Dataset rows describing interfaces
------

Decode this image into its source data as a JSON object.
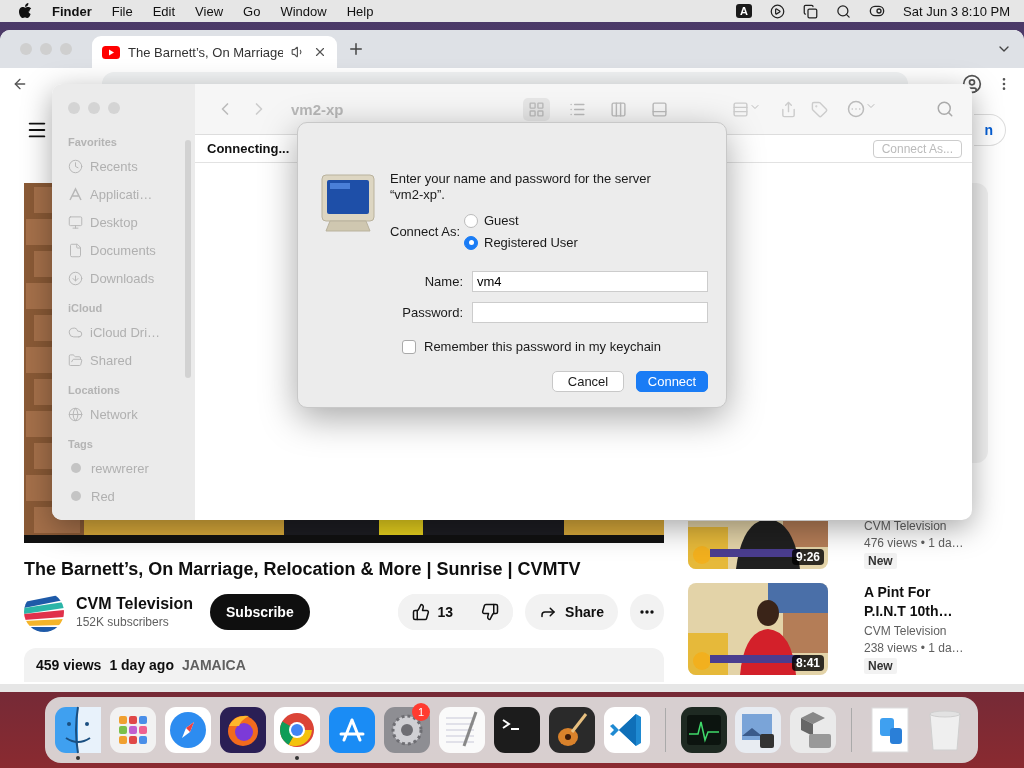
{
  "menu_bar": {
    "app": "Finder",
    "menus": [
      "File",
      "Edit",
      "View",
      "Go",
      "Window",
      "Help"
    ],
    "input_source": "A",
    "clock": "Sat Jun 3  8:10 PM"
  },
  "browser": {
    "tabs": [
      {
        "title": "The Barnett’s, On Marriage",
        "selected": true
      }
    ]
  },
  "youtube": {
    "masthead_button": "n",
    "video": {
      "title": "The Barnett’s, On Marriage, Relocation & More | Sunrise | CVMTV",
      "channel": "CVM Television",
      "subscribers": "152K subscribers",
      "subscribe": "Subscribe",
      "likes": "13",
      "share": "Share",
      "views": "459 views",
      "age": "1 day ago",
      "location": "JAMAICA"
    },
    "recommended": [
      {
        "channel": "CVM Television",
        "meta": "476 views  • 1 da…",
        "badge": "New",
        "duration": "9:26"
      },
      {
        "title": "A Pint For P.I.N.T 10th…",
        "channel": "CVM Television",
        "meta": "238 views  • 1 da…",
        "badge": "New",
        "duration": "8:41"
      }
    ]
  },
  "finder": {
    "title": "vm2-xp",
    "status": "Connecting...",
    "connect_as": "Connect As...",
    "sidebar": [
      {
        "heading": "Favorites",
        "items": [
          {
            "label": "Recents",
            "kind": "clock"
          },
          {
            "label": "Applicati…",
            "kind": "apps"
          },
          {
            "label": "Desktop",
            "kind": "desktop"
          },
          {
            "label": "Documents",
            "kind": "document"
          },
          {
            "label": "Downloads",
            "kind": "download"
          }
        ]
      },
      {
        "heading": "iCloud",
        "items": [
          {
            "label": "iCloud Dri…",
            "kind": "cloud"
          },
          {
            "label": "Shared",
            "kind": "shared"
          }
        ]
      },
      {
        "heading": "Locations",
        "items": [
          {
            "label": "Network",
            "kind": "network"
          }
        ]
      },
      {
        "heading": "Tags",
        "items": [
          {
            "label": "rewwrerer",
            "kind": "tag"
          },
          {
            "label": "Red",
            "kind": "tag"
          }
        ]
      }
    ]
  },
  "dialog": {
    "message": "Enter your name and password for the server “vm2-xp”.",
    "connect_as_label": "Connect As:",
    "options": [
      {
        "label": "Guest",
        "selected": false
      },
      {
        "label": "Registered User",
        "selected": true
      }
    ],
    "name_label": "Name:",
    "name_value": "vm4",
    "password_label": "Password:",
    "remember": {
      "label": "Remember this password in my keychain",
      "checked": false
    },
    "buttons": [
      {
        "label": "Cancel",
        "kind": "default"
      },
      {
        "label": "Connect",
        "kind": "primary"
      }
    ]
  },
  "dock": {
    "items": [
      {
        "kind": "finder",
        "running": true
      },
      {
        "kind": "launchpad",
        "running": false
      },
      {
        "kind": "safari",
        "running": false
      },
      {
        "kind": "firefox",
        "running": false
      },
      {
        "kind": "chrome",
        "running": true
      },
      {
        "kind": "appstore",
        "running": false
      },
      {
        "kind": "settings",
        "running": false,
        "badge": "1"
      },
      {
        "kind": "textedit",
        "running": false
      },
      {
        "kind": "terminal",
        "running": false
      },
      {
        "kind": "guitar",
        "running": false
      },
      {
        "kind": "vscode",
        "running": false
      },
      {
        "kind": "separator"
      },
      {
        "kind": "monitor",
        "running": false
      },
      {
        "kind": "preview",
        "running": false
      },
      {
        "kind": "bootcamp",
        "running": false
      },
      {
        "kind": "separator"
      },
      {
        "kind": "document",
        "running": false
      },
      {
        "kind": "trash",
        "running": false
      }
    ]
  }
}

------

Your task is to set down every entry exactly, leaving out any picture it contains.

## SOLUTION TO THE EXERCISE
Decode this image into its source data as a JSON object.
{
  "menu_bar": {
    "app": "Finder",
    "menus": [
      "File",
      "Edit",
      "View",
      "Go",
      "Window",
      "Help"
    ],
    "input_source": "A",
    "clock": "Sat Jun 3  8:10 PM"
  },
  "browser": {
    "tabs": [
      {
        "title": "The Barnett’s, On Marriage",
        "selected": true
      }
    ]
  },
  "youtube": {
    "masthead_button": "n",
    "video": {
      "title": "The Barnett’s, On Marriage, Relocation & More | Sunrise | CVMTV",
      "channel": "CVM Television",
      "subscribers": "152K subscribers",
      "subscribe": "Subscribe",
      "likes": "13",
      "share": "Share",
      "views": "459 views",
      "age": "1 day ago",
      "location": "JAMAICA"
    },
    "recommended": [
      {
        "channel": "CVM Television",
        "meta": "476 views  • 1 da…",
        "badge": "New",
        "duration": "9:26"
      },
      {
        "title": "A Pint For P.I.N.T 10th…",
        "channel": "CVM Television",
        "meta": "238 views  • 1 da…",
        "badge": "New",
        "duration": "8:41"
      }
    ]
  },
  "finder": {
    "title": "vm2-xp",
    "status": "Connecting...",
    "connect_as": "Connect As...",
    "sidebar": [
      {
        "heading": "Favorites",
        "items": [
          {
            "label": "Recents",
            "kind": "clock"
          },
          {
            "label": "Applicati…",
            "kind": "apps"
          },
          {
            "label": "Desktop",
            "kind": "desktop"
          },
          {
            "label": "Documents",
            "kind": "document"
          },
          {
            "label": "Downloads",
            "kind": "download"
          }
        ]
      },
      {
        "heading": "iCloud",
        "items": [
          {
            "label": "iCloud Dri…",
            "kind": "cloud"
          },
          {
            "label": "Shared",
            "kind": "shared"
          }
        ]
      },
      {
        "heading": "Locations",
        "items": [
          {
            "label": "Network",
            "kind": "network"
          }
        ]
      },
      {
        "heading": "Tags",
        "items": [
          {
            "label": "rewwrerer",
            "kind": "tag"
          },
          {
            "label": "Red",
            "kind": "tag"
          }
        ]
      }
    ]
  },
  "dialog": {
    "message": "Enter your name and password for the server “vm2-xp”.",
    "connect_as_label": "Connect As:",
    "options": [
      {
        "label": "Guest",
        "selected": false
      },
      {
        "label": "Registered User",
        "selected": true
      }
    ],
    "name_label": "Name:",
    "name_value": "vm4",
    "password_label": "Password:",
    "remember": {
      "label": "Remember this password in my keychain",
      "checked": false
    },
    "buttons": [
      {
        "label": "Cancel",
        "kind": "default"
      },
      {
        "label": "Connect",
        "kind": "primary"
      }
    ]
  },
  "dock": {
    "items": [
      {
        "kind": "finder",
        "running": true
      },
      {
        "kind": "launchpad",
        "running": false
      },
      {
        "kind": "safari",
        "running": false
      },
      {
        "kind": "firefox",
        "running": false
      },
      {
        "kind": "chrome",
        "running": true
      },
      {
        "kind": "appstore",
        "running": false
      },
      {
        "kind": "settings",
        "running": false,
        "badge": "1"
      },
      {
        "kind": "textedit",
        "running": false
      },
      {
        "kind": "terminal",
        "running": false
      },
      {
        "kind": "guitar",
        "running": false
      },
      {
        "kind": "vscode",
        "running": false
      },
      {
        "kind": "separator"
      },
      {
        "kind": "monitor",
        "running": false
      },
      {
        "kind": "preview",
        "running": false
      },
      {
        "kind": "bootcamp",
        "running": false
      },
      {
        "kind": "separator"
      },
      {
        "kind": "document",
        "running": false
      },
      {
        "kind": "trash",
        "running": false
      }
    ]
  }
}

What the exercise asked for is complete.